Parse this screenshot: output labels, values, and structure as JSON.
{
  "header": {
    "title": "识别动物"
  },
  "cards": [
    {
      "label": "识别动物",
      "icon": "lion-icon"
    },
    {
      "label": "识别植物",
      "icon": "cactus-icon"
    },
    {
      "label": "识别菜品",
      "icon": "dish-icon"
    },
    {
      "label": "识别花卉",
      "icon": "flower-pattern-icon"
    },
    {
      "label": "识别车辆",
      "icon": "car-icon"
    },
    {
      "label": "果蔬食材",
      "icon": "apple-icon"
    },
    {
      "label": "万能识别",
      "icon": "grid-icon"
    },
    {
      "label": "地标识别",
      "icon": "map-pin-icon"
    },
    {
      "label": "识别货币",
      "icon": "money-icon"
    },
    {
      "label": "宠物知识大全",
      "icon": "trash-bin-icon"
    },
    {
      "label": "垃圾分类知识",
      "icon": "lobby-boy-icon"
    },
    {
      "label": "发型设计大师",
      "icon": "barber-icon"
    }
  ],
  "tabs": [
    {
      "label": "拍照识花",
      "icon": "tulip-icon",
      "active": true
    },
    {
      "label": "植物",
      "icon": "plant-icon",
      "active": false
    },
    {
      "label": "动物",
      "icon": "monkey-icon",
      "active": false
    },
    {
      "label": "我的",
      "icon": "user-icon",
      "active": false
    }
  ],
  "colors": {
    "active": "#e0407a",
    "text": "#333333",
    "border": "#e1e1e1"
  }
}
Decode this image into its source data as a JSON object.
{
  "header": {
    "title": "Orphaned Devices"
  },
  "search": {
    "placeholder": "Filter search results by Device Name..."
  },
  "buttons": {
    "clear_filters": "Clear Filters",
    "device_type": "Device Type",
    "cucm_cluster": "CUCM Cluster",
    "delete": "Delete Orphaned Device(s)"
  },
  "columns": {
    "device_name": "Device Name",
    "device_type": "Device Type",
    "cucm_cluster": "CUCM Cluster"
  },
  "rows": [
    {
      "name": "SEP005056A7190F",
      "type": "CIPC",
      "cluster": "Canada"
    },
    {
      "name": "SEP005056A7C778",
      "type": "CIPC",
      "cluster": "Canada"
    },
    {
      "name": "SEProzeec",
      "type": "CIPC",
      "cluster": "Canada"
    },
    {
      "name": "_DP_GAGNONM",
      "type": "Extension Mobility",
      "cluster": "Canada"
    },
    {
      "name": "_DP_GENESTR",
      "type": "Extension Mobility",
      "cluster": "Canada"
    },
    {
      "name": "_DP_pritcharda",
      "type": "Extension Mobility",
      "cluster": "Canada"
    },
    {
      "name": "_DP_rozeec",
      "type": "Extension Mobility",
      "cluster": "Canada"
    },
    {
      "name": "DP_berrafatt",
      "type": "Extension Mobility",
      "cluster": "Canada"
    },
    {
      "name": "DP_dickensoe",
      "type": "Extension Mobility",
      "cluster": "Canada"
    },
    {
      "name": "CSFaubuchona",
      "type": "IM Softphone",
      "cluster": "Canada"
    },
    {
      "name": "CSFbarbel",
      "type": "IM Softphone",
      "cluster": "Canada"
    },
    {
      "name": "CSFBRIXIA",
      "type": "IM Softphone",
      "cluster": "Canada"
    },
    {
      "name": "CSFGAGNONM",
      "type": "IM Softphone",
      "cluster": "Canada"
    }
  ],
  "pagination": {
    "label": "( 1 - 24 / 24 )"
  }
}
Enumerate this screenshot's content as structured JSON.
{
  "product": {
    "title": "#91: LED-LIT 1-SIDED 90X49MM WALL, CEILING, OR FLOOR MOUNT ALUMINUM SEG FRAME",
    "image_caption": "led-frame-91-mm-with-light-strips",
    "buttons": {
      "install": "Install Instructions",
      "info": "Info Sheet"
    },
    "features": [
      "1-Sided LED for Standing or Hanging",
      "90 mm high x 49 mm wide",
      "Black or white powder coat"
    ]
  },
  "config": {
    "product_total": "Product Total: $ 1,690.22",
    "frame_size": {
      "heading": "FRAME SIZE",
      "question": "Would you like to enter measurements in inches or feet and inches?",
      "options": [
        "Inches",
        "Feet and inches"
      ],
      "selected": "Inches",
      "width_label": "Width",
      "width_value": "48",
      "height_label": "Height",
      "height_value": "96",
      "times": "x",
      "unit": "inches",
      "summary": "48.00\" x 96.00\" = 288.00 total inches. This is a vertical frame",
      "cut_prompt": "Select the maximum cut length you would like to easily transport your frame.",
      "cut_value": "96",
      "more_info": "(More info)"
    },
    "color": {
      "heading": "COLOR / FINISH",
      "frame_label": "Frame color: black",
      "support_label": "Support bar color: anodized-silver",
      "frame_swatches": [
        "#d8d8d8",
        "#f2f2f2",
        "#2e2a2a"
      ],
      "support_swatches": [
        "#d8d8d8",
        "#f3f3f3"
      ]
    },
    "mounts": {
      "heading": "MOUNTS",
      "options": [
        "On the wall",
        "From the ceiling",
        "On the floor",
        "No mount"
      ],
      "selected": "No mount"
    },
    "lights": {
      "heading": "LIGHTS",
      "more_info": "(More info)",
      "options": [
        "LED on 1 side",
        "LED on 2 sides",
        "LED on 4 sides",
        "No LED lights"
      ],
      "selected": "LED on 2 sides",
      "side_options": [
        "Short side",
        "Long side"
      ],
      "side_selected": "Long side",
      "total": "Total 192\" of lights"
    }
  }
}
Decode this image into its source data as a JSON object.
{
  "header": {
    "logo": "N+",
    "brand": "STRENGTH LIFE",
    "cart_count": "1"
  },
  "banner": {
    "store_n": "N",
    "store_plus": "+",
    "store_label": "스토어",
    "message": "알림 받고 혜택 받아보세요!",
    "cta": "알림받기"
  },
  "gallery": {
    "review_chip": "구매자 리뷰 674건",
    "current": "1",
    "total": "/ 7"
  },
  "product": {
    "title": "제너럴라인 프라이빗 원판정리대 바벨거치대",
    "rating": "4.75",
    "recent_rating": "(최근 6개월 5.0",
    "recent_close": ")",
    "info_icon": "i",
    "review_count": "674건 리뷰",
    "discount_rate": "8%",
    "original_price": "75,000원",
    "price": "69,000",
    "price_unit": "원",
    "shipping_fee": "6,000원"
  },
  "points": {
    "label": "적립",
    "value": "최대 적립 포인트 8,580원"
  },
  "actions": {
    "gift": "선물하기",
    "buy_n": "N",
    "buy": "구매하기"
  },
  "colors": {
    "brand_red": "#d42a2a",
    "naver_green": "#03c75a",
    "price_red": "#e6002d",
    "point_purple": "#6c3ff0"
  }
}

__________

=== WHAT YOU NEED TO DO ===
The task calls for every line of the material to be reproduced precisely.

=== EXERCISE ANSWER ===
Parse this screenshot: output labels, values, and structure as JSON.
{
  "header": {
    "title": "识别动物"
  },
  "cards": [
    {
      "label": "识别动物",
      "icon": "lion-icon"
    },
    {
      "label": "识别植物",
      "icon": "cactus-icon"
    },
    {
      "label": "识别菜品",
      "icon": "dish-icon"
    },
    {
      "label": "识别花卉",
      "icon": "flower-pattern-icon"
    },
    {
      "label": "识别车辆",
      "icon": "car-icon"
    },
    {
      "label": "果蔬食材",
      "icon": "apple-icon"
    },
    {
      "label": "万能识别",
      "icon": "grid-icon"
    },
    {
      "label": "地标识别",
      "icon": "map-pin-icon"
    },
    {
      "label": "识别货币",
      "icon": "money-icon"
    },
    {
      "label": "宠物知识大全",
      "icon": "trash-bin-icon"
    },
    {
      "label": "垃圾分类知识",
      "icon": "lobby-boy-icon"
    },
    {
      "label": "发型设计大师",
      "icon": "barber-icon"
    }
  ],
  "tabs": [
    {
      "label": "拍照识花",
      "icon": "tulip-icon",
      "active": true
    },
    {
      "label": "植物",
      "icon": "plant-icon",
      "active": false
    },
    {
      "label": "动物",
      "icon": "monkey-icon",
      "active": false
    },
    {
      "label": "我的",
      "icon": "user-icon",
      "active": false
    }
  ],
  "colors": {
    "active": "#e0407a",
    "text": "#333333",
    "border": "#e1e1e1"
  }
}
Decode this image into its source data as a JSON object.
{
  "header": {
    "title": "Orphaned Devices"
  },
  "search": {
    "placeholder": "Filter search results by Device Name..."
  },
  "buttons": {
    "clear_filters": "Clear Filters",
    "device_type": "Device Type",
    "cucm_cluster": "CUCM Cluster",
    "delete": "Delete Orphaned Device(s)"
  },
  "columns": {
    "device_name": "Device Name",
    "device_type": "Device Type",
    "cucm_cluster": "CUCM Cluster"
  },
  "rows": [
    {
      "name": "SEP005056A7190F",
      "type": "CIPC",
      "cluster": "Canada"
    },
    {
      "name": "SEP005056A7C778",
      "type": "CIPC",
      "cluster": "Canada"
    },
    {
      "name": "SEProzeec",
      "type": "CIPC",
      "cluster": "Canada"
    },
    {
      "name": "_DP_GAGNONM",
      "type": "Extension Mobility",
      "cluster": "Canada"
    },
    {
      "name": "_DP_GENESTR",
      "type": "Extension Mobility",
      "cluster": "Canada"
    },
    {
      "name": "_DP_pritcharda",
      "type": "Extension Mobility",
      "cluster": "Canada"
    },
    {
      "name": "_DP_rozeec",
      "type": "Extension Mobility",
      "cluster": "Canada"
    },
    {
      "name": "DP_berrafatt",
      "type": "Extension Mobility",
      "cluster": "Canada"
    },
    {
      "name": "DP_dickensoe",
      "type": "Extension Mobility",
      "cluster": "Canada"
    },
    {
      "name": "CSFaubuchona",
      "type": "IM Softphone",
      "cluster": "Canada"
    },
    {
      "name": "CSFbarbel",
      "type": "IM Softphone",
      "cluster": "Canada"
    },
    {
      "name": "CSFBRIXIA",
      "type": "IM Softphone",
      "cluster": "Canada"
    },
    {
      "name": "CSFGAGNONM",
      "type": "IM Softphone",
      "cluster": "Canada"
    }
  ],
  "pagination": {
    "label": "( 1 - 24 / 24 )"
  }
}
Enumerate this screenshot's content as structured JSON.
{
  "product": {
    "title": "#91: LED-LIT 1-SIDED 90X49MM WALL, CEILING, OR FLOOR MOUNT ALUMINUM SEG FRAME",
    "image_caption": "led-frame-91-mm-with-light-strips",
    "buttons": {
      "install": "Install Instructions",
      "info": "Info Sheet"
    },
    "features": [
      "1-Sided LED for Standing or Hanging",
      "90 mm high x 49 mm wide",
      "Black or white powder coat"
    ]
  },
  "config": {
    "product_total": "Product Total: $ 1,690.22",
    "frame_size": {
      "heading": "FRAME SIZE",
      "question": "Would you like to enter measurements in inches or feet and inches?",
      "options": [
        "Inches",
        "Feet and inches"
      ],
      "selected": "Inches",
      "width_label": "Width",
      "width_value": "48",
      "height_label": "Height",
      "height_value": "96",
      "times": "x",
      "unit": "inches",
      "summary": "48.00\" x 96.00\" = 288.00 total inches. This is a vertical frame",
      "cut_prompt": "Select the maximum cut length you would like to easily transport your frame.",
      "cut_value": "96",
      "more_info": "(More info)"
    },
    "color": {
      "heading": "COLOR / FINISH",
      "frame_label": "Frame color: black",
      "support_label": "Support bar color: anodized-silver",
      "frame_swatches": [
        "#d8d8d8",
        "#f2f2f2",
        "#2e2a2a"
      ],
      "support_swatches": [
        "#d8d8d8",
        "#f3f3f3"
      ]
    },
    "mounts": {
      "heading": "MOUNTS",
      "options": [
        "On the wall",
        "From the ceiling",
        "On the floor",
        "No mount"
      ],
      "selected": "No mount"
    },
    "lights": {
      "heading": "LIGHTS",
      "more_info": "(More info)",
      "options": [
        "LED on 1 side",
        "LED on 2 sides",
        "LED on 4 sides",
        "No LED lights"
      ],
      "selected": "LED on 2 sides",
      "side_options": [
        "Short side",
        "Long side"
      ],
      "side_selected": "Long side",
      "total": "Total 192\" of lights"
    }
  }
}
Decode this image into its source data as a JSON object.
{
  "header": {
    "logo": "N+",
    "brand": "STRENGTH LIFE",
    "cart_count": "1"
  },
  "banner": {
    "store_n": "N",
    "store_plus": "+",
    "store_label": "스토어",
    "message": "알림 받고 혜택 받아보세요!",
    "cta": "알림받기"
  },
  "gallery": {
    "review_chip": "구매자 리뷰 674건",
    "current": "1",
    "total": "/ 7"
  },
  "product": {
    "title": "제너럴라인 프라이빗 원판정리대 바벨거치대",
    "rating": "4.75",
    "recent_rating": "(최근 6개월 5.0",
    "recent_close": ")",
    "info_icon": "i",
    "review_count": "674건 리뷰",
    "discount_rate": "8%",
    "original_price": "75,000원",
    "price": "69,000",
    "price_unit": "원",
    "shipping_fee": "6,000원"
  },
  "points": {
    "label": "적립",
    "value": "최대 적립 포인트 8,580원"
  },
  "actions": {
    "gift": "선물하기",
    "buy_n": "N",
    "buy": "구매하기"
  },
  "colors": {
    "brand_red": "#d42a2a",
    "naver_green": "#03c75a",
    "price_red": "#e6002d",
    "point_purple": "#6c3ff0"
  }
}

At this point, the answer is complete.